### TASK PROMPT
In the records below, tally every line containing "Real". Report only the total.

### INFORMATION GIVEN

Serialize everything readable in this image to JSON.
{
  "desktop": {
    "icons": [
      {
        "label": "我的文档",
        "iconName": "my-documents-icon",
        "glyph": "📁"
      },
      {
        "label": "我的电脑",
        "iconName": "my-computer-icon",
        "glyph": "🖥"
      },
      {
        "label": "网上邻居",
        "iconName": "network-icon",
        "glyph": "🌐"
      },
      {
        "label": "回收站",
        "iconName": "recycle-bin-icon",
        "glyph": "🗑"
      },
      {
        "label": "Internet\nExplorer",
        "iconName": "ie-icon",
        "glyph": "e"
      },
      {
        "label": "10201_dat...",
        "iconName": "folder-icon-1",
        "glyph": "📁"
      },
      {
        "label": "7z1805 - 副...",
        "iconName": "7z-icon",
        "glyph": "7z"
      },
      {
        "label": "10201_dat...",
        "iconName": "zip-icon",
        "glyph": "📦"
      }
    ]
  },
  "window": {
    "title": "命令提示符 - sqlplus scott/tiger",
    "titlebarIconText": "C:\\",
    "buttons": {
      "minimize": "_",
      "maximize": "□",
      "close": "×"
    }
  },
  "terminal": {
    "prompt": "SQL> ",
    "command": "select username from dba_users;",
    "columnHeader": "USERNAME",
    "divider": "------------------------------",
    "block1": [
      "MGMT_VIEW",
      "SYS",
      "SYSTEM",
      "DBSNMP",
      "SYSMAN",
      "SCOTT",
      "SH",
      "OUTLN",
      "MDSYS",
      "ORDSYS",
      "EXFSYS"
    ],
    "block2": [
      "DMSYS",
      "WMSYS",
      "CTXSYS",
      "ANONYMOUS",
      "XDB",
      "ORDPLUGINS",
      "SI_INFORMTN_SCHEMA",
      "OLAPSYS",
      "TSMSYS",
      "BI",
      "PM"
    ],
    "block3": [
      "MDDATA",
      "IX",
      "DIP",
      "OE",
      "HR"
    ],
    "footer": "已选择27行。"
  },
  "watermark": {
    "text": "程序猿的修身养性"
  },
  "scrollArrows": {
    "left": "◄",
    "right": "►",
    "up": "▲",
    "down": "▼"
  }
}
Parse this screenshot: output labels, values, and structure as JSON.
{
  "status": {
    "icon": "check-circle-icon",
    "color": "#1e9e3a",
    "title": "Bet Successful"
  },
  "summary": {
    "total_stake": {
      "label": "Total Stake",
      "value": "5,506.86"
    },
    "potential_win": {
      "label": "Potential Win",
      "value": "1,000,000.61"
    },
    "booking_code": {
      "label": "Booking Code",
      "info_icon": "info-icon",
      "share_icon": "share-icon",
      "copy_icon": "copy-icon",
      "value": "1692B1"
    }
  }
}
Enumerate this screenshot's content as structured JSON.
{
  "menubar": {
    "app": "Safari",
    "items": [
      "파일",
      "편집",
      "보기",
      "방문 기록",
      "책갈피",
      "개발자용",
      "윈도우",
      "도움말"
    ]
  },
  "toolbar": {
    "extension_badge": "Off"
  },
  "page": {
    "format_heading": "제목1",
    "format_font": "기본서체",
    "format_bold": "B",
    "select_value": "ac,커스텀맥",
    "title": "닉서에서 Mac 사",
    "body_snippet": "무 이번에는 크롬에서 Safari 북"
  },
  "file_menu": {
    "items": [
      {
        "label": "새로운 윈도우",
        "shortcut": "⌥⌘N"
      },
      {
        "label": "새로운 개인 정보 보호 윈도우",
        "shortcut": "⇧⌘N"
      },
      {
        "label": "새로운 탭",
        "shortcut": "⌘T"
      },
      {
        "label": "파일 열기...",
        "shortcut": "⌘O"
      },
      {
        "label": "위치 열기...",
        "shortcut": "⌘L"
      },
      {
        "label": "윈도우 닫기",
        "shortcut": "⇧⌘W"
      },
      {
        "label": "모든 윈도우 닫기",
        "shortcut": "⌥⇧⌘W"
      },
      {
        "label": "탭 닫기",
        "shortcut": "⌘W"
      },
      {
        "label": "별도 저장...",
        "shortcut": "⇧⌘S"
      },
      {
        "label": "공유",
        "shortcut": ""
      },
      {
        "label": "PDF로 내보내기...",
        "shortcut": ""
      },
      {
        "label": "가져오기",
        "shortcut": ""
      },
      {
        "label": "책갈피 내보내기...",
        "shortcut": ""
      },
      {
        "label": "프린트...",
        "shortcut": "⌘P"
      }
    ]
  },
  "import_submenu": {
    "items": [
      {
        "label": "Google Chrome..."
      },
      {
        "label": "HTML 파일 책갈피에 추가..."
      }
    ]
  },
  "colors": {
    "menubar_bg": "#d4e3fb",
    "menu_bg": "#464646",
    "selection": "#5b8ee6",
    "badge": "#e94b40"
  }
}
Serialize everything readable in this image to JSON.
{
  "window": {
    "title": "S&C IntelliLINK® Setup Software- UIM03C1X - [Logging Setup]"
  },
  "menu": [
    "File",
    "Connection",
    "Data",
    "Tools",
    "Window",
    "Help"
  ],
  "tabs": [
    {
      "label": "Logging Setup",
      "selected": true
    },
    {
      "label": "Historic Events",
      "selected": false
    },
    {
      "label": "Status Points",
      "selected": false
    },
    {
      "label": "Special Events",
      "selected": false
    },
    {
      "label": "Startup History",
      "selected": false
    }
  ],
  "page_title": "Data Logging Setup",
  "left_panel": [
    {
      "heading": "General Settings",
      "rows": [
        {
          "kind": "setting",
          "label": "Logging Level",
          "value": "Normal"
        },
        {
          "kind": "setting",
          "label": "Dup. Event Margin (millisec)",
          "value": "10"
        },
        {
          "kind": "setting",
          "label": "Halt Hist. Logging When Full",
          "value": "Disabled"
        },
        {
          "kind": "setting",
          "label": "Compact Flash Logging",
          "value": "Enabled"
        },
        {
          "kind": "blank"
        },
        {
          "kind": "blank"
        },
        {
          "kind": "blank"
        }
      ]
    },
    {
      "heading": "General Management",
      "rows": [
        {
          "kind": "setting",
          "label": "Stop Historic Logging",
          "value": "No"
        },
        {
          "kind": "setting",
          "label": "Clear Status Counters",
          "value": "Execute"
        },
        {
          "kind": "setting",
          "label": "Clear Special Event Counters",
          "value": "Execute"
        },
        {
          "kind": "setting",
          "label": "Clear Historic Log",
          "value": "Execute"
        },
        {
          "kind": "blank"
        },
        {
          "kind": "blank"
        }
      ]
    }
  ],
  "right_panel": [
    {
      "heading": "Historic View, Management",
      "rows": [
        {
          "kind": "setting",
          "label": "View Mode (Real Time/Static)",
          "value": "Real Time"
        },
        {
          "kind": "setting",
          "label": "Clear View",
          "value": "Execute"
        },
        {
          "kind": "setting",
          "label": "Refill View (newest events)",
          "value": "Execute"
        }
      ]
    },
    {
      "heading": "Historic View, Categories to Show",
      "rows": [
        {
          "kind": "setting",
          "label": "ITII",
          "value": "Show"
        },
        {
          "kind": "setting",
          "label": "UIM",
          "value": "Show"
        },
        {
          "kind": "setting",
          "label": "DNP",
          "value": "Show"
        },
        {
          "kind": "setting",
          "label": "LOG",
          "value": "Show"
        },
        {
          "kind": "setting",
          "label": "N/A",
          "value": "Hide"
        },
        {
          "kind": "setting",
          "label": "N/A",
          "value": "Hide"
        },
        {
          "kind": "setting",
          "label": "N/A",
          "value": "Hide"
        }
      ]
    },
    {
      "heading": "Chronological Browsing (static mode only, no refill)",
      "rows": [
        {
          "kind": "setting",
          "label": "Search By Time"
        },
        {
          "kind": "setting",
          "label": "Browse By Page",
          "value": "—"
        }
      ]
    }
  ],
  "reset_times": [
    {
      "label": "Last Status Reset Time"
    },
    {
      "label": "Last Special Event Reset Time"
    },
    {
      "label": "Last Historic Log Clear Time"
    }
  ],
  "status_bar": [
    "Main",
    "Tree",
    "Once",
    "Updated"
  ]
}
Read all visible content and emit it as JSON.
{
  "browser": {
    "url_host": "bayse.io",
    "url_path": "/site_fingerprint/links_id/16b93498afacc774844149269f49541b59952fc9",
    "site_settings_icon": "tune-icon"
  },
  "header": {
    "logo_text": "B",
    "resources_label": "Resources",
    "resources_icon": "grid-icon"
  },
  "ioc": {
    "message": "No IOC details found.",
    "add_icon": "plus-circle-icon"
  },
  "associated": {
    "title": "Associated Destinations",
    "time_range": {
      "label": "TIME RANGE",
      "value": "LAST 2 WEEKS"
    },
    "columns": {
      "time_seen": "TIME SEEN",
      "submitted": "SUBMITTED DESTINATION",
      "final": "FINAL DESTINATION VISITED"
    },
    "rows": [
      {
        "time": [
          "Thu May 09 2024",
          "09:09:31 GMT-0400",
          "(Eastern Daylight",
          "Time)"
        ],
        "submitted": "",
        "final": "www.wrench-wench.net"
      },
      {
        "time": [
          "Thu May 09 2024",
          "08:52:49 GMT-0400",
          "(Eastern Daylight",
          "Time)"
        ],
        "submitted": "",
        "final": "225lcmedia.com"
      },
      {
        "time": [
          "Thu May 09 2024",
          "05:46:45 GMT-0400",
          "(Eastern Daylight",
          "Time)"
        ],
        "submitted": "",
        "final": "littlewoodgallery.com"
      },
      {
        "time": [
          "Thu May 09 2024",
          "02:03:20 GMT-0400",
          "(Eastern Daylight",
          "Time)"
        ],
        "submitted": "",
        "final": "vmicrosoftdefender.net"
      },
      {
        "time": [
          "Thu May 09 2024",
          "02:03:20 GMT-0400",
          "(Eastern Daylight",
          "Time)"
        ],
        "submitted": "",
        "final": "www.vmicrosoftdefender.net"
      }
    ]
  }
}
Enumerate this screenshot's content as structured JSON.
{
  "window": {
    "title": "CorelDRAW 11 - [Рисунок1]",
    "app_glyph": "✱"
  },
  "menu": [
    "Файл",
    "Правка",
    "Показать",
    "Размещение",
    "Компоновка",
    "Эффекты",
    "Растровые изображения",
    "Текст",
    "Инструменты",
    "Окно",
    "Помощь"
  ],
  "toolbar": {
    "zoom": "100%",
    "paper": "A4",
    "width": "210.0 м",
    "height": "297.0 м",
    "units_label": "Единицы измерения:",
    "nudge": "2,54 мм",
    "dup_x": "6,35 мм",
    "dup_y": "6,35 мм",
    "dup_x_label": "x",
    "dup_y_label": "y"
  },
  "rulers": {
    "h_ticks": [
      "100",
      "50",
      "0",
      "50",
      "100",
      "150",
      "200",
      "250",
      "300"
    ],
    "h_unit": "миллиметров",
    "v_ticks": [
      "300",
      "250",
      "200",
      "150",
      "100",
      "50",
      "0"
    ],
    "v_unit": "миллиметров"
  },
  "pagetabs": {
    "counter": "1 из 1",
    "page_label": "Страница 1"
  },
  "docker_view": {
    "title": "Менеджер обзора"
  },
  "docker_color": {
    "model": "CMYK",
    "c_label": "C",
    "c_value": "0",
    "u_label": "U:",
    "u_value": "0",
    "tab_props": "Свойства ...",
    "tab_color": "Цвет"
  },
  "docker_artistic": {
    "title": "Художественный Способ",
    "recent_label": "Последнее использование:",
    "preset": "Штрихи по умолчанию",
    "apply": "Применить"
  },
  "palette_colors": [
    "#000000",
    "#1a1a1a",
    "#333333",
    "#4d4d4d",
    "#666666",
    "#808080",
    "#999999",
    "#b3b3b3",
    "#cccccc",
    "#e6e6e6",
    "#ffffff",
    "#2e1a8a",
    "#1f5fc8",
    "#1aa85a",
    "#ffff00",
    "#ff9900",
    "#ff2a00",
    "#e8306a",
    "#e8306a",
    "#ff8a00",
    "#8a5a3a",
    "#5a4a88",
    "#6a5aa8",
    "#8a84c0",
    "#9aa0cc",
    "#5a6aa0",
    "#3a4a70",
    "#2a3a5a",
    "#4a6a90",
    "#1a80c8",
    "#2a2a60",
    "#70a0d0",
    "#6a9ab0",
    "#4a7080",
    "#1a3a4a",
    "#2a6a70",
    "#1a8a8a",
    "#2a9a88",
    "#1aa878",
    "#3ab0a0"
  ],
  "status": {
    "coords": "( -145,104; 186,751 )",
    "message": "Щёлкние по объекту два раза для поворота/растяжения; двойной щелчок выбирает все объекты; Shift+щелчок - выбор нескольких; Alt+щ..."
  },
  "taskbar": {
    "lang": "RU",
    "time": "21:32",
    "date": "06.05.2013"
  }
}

### EXPECTED ANSWER
2